Technical notes to remember:  When facing the sun, ALWAYS shoot at f8 to get the round globe.  Anything other than f8, and you will end up with an oblong sun.  It will look sort of cool until you realize it is just not right.  Unless you have a VR lens that has a tripod mode, kick VR off.  Otherwise, the VR will fight the stability of the tripod.  Remember, in VR, the lens wants to detect motion to defeat it (yes, I know……).  If you have one, use a cable shutter release.

Three Wildebeest Crossing a Mara Sunset

Nikon D3s, 200-400 f/4.o at 400mm, f/8, ISO 200 at 1/125 sec,

tripod mounted.

If you have Google Earth, this image was taken HERE.

Cheers and don’t forget to use your longer lenses for landscapes!

Masai Mara Update 1

For the past four days, we have been deep in the Masai Mara at Mara Plains Camp. With intermittent internet connections, blog updates have not been possible until today. It is very late so I will post only this very short post.
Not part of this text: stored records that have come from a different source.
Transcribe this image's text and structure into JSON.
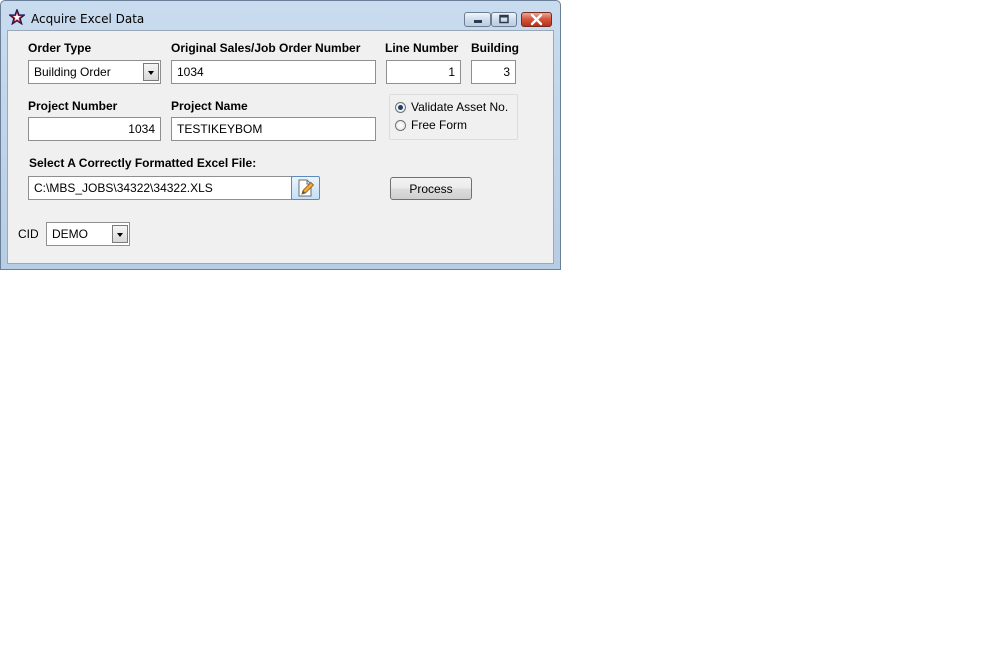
{
  "window": {
    "title": "Acquire Excel Data",
    "icon": "star-icon"
  },
  "form": {
    "order_type": {
      "label": "Order Type",
      "value": "Building Order"
    },
    "order_number": {
      "label": "Original Sales/Job Order Number",
      "value": "1034"
    },
    "line_number": {
      "label": "Line Number",
      "value": "1"
    },
    "building": {
      "label": "Building",
      "value": "3"
    },
    "project_number": {
      "label": "Project Number",
      "value": "1034"
    },
    "project_name": {
      "label": "Project Name",
      "value": "TESTIKEYBOM"
    },
    "mode": {
      "options": [
        "Validate Asset No.",
        "Free Form"
      ],
      "selected": "Validate Asset No."
    },
    "excel_file": {
      "label": "Select  A Correctly Formatted Excel File:",
      "value": "C:\\MBS_JOBS\\34322\\34322.XLS"
    },
    "process_button": "Process",
    "cid": {
      "label": "CID",
      "value": "DEMO"
    }
  },
  "colors": {
    "title_bar": "#c9dcef",
    "client_bg": "#f0f0f0",
    "close_button": "#c8452e"
  }
}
Over the past four days we photographed two large river crossings (Wildebeest), and several cats, to include an early morning chase and kill by a single female lion. We have now moved to Tortilis Camp next to Ambosili National Park, to photograph large elephant herds. So until my next posting, I leave you with this photograph of an intense river crossing. The sights and sounds of this event, simply cannot be described in words alone.

Wildebeest Crossing, Masai Mara, Kenya

Cheers and happy photo’ing

Masai Mara, Here We Come

After a brutal flight from Dubai to Nairobi aboard Emirates (the big guy does not do small seats very well), the three die-hard photographers will soon board our private charter flight taking us deep into the Masai Mara.  Rather than spending hours on the road, I selected a private charter option to maximize our shooting time on the ground.

I was excited to hear from the camp staff last night that large herds of Wildebeests are doing their river crossing activities.  With a little luck, I hope to put us right in the middle of the action.  For now, here is a graphic of what is going on (Source: Mara Bush Camp Migration Report):

Migration Report, 1 Aug 2010

For a generalized look at our first destination,   Mara Plains Camp, I have attached a map from their web site.  While at Mara Plains, I will find time to visit the Mara Bush Camp, which I will be using for my Kenya safari next year.  Off to the airport in about one hour, this will likely be my last posting for a while, unless I can catch a solid signal from the bush.

Mara Plains Camp Location